It’s six a.m. on an April morning. I sit at…
It is the week after my eldest living aunt has, with us all in proximity, buried her sister.
It is the second sister, out of nine siblings, she has buried. Her youngest brother, gone too.
My Aunt Rosetta, of course, did not lift her eighty-five-year-old, tiny, weathered limbs toward
a shovel, did not plunge it deep into Pennsylvania dirt, did not evict all the tiny
organisms, happily soil-rich and nutrient-drunk, to make room for a concrete vault
cocooning death from spilling into that dark, dank, underground world, in which
a crank, not my aunt’s hand, lowered the silver-shellacked box down slowly,
as a cracking voice barely squeaked out the song—Some glad morning when this life is
over, I’ll fly away. To a home on God’s celestial shore, I’ll fly away. I’ll fly away, Oh glory,
I’ll fly away. When I die, Hallelujah, by and by, I’ll—and the singer could not get to flight

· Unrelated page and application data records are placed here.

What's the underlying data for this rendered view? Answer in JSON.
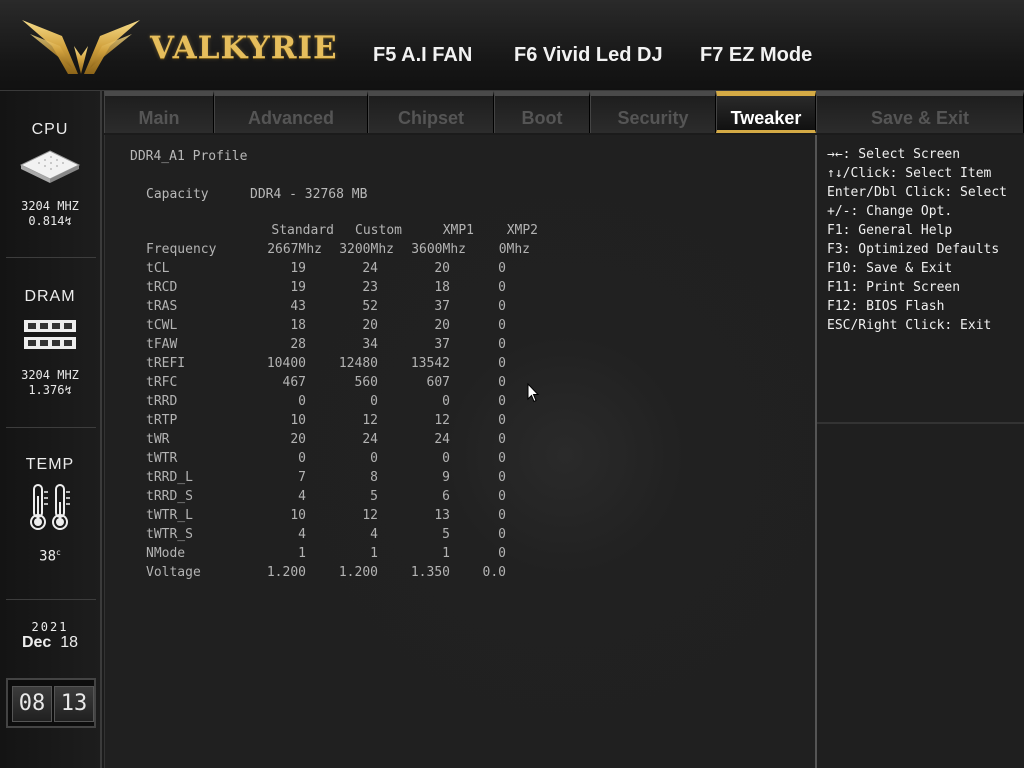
{
  "header": {
    "brand": "VALKYRIE",
    "hotkeys": [
      {
        "label": "F5 A.I FAN"
      },
      {
        "label": "F6 Vivid Led DJ"
      },
      {
        "label": "F7 EZ Mode"
      }
    ]
  },
  "sidebar": {
    "cpu": {
      "title": "CPU",
      "freq": "3204 MHZ",
      "volt": "0.814"
    },
    "dram": {
      "title": "DRAM",
      "freq": "3204 MHZ",
      "volt": "1.376"
    },
    "temp": {
      "title": "TEMP",
      "value": "38",
      "unit": "c"
    },
    "date": {
      "year": "2021",
      "month": "Dec",
      "day": "18"
    },
    "clock": {
      "hour": "08",
      "minute": "13"
    }
  },
  "tabs": [
    {
      "label": "Main"
    },
    {
      "label": "Advanced"
    },
    {
      "label": "Chipset"
    },
    {
      "label": "Boot"
    },
    {
      "label": "Security"
    },
    {
      "label": "Tweaker",
      "active": true
    },
    {
      "label": "Save & Exit"
    }
  ],
  "profile": {
    "title": "DDR4_A1 Profile",
    "capacity_label": "Capacity",
    "capacity_value": "DDR4 - 32768 MB",
    "columns": [
      "Standard",
      "Custom",
      "XMP1",
      "XMP2"
    ],
    "rows": [
      {
        "name": "Frequency",
        "values": [
          "2667Mhz",
          "3200Mhz",
          "3600Mhz",
          "0Mhz"
        ]
      },
      {
        "name": "tCL",
        "values": [
          "19",
          "24",
          "20",
          "0"
        ]
      },
      {
        "name": "tRCD",
        "values": [
          "19",
          "23",
          "18",
          "0"
        ]
      },
      {
        "name": "tRAS",
        "values": [
          "43",
          "52",
          "37",
          "0"
        ]
      },
      {
        "name": "tCWL",
        "values": [
          "18",
          "20",
          "20",
          "0"
        ]
      },
      {
        "name": "tFAW",
        "values": [
          "28",
          "34",
          "37",
          "0"
        ]
      },
      {
        "name": "tREFI",
        "values": [
          "10400",
          "12480",
          "13542",
          "0"
        ]
      },
      {
        "name": "tRFC",
        "values": [
          "467",
          "560",
          "607",
          "0"
        ]
      },
      {
        "name": "tRRD",
        "values": [
          "0",
          "0",
          "0",
          "0"
        ]
      },
      {
        "name": "tRTP",
        "values": [
          "10",
          "12",
          "12",
          "0"
        ]
      },
      {
        "name": "tWR",
        "values": [
          "20",
          "24",
          "24",
          "0"
        ]
      },
      {
        "name": "tWTR",
        "values": [
          "0",
          "0",
          "0",
          "0"
        ]
      },
      {
        "name": "tRRD_L",
        "values": [
          "7",
          "8",
          "9",
          "0"
        ]
      },
      {
        "name": "tRRD_S",
        "values": [
          "4",
          "5",
          "6",
          "0"
        ]
      },
      {
        "name": "tWTR_L",
        "values": [
          "10",
          "12",
          "13",
          "0"
        ]
      },
      {
        "name": "tWTR_S",
        "values": [
          "4",
          "4",
          "5",
          "0"
        ]
      },
      {
        "name": "NMode",
        "values": [
          "1",
          "1",
          "1",
          "0"
        ]
      },
      {
        "name": "Voltage",
        "values": [
          "1.200",
          "1.200",
          "1.350",
          "0.0"
        ]
      }
    ]
  },
  "help": [
    "→←: Select Screen",
    "↑↓/Click: Select Item",
    "Enter/Dbl Click: Select",
    "+/-: Change Opt.",
    "F1: General Help",
    "F3: Optimized Defaults",
    "F10: Save & Exit",
    "F11: Print Screen",
    "F12: BIOS Flash",
    "ESC/Right Click: Exit"
  ],
  "colors": {
    "accent": "#d4aa45",
    "background": "#1b1b1b",
    "text": "#b8b8b8"
  }
}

a fifth time, her voice clipped by the squawk of a bird soaring overhead, and we looked
up into the lustrous blue staring directly into a sun that swung white, covering
everything in a quick blank flash like a camera capturing us, and not the other way
around. My aunt calls this a sign. We are trained to make myths of our losses,
perfume our sadness with the incense of hope. Even ailments serve purpose: A palm
itch means money is on the way. Aching bones promise rain will cleanse our debts.
My aunt says her sister, Velma, whose body languished in death, confused by breath
and disinterest in food and drink, nurses with needles, bagged meds and IVs,
was singing back to us, letting us know she been flown the coop of that casket, been
knocked on the doors of Heaven and let into its gates, pearled and gleaming, done
met her twin brother born dead in the womb, the one no one speaks of, the one my
Aunt Rosetta—sitting at the faux wood kitchen table, near the TV broadcasting Life-
time dramas and ads for white sandy beaches—says she can still see in her mind’s
eye, how he was not birthed yella and hollering like Velma, but came out without
sound, came the same color blue as his black daddy’s eyes. Says she can still
remember her Daddy, shuffling around the two-room shack a miner’s pay borrowed,
searching for newspaper to wrap all the lack lodging in his still-beating heart, while
he covered his stillborn namesake, carried him away, round the side of the mountain
where men buried coal ash, where he might have hoped the boy renewed his strength,
mounted up with wings like eagles, and took off, singing I’ll fly away. Oh, glory, I’ll
fly away. I tell Aunt Rosetta so many of our men have fledged, have not permitted us
the satisfaction of their deaths, have not even left us with a trace of white feathers.
There is no hymn for this. No balm. My father, I tell her, was no bird. He did not crow,
did not flap a brilliant plumage, announcing, as a white flag might,
his defeat. One day, he was just gone. My aunt tries to name all our living losses,
for all we try to seek peace: Her son, once track-star, turned marketer,
turned hospital deserter after another man died beneath his bumper. Another son
who loss language in a hospital bed after another man bat-crushed his head
for stealing his woman without paying. Her grandson whose head was so full
of voices that he forgot his last name, knew only cardboard beneath palm trees near
a beach lined with needles. She tries to name them. He is —. She stops. He was —.
She stops again. He would have been —. We can’t sing with certainty about our men.
We don’t look up at the sky and see their wings, like Aunt Velma’s, cut across clouds.
We won’t toss chopped-off rose-heads at their buried beaks. We can’t call them—